::: DATA IN THIS EXERCISE :::

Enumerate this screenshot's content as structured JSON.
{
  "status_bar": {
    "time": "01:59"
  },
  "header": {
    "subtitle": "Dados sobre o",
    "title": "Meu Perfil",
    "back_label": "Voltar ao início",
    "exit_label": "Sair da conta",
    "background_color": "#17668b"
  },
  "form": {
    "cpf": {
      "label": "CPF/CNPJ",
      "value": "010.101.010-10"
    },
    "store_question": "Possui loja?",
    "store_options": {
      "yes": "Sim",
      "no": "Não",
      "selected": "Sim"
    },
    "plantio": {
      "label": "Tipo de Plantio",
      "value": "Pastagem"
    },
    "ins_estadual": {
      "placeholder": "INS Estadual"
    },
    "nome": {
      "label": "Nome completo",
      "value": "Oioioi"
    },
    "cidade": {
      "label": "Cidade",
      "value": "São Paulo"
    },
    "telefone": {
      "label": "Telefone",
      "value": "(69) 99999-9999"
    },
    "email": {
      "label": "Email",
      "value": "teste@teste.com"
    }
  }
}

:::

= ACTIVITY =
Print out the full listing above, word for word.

= OUTPUT =
Enumerate this screenshot's content as structured JSON.
{
  "status_bar": {
    "time": "01:59"
  },
  "header": {
    "subtitle": "Dados sobre o",
    "title": "Meu Perfil",
    "back_label": "Voltar ao início",
    "exit_label": "Sair da conta",
    "background_color": "#17668b"
  },
  "form": {
    "cpf": {
      "label": "CPF/CNPJ",
      "value": "010.101.010-10"
    },
    "store_question": "Possui loja?",
    "store_options": {
      "yes": "Sim",
      "no": "Não",
      "selected": "Sim"
    },
    "plantio": {
      "label": "Tipo de Plantio",
      "value": "Pastagem"
    },
    "ins_estadual": {
      "placeholder": "INS Estadual"
    },
    "nome": {
      "label": "Nome completo",
      "value": "Oioioi"
    },
    "cidade": {
      "label": "Cidade",
      "value": "São Paulo"
    },
    "telefone": {
      "label": "Telefone",
      "value": "(69) 99999-9999"
    },
    "email": {
      "label": "Email",
      "value": "teste@teste.com"
    }
  }
}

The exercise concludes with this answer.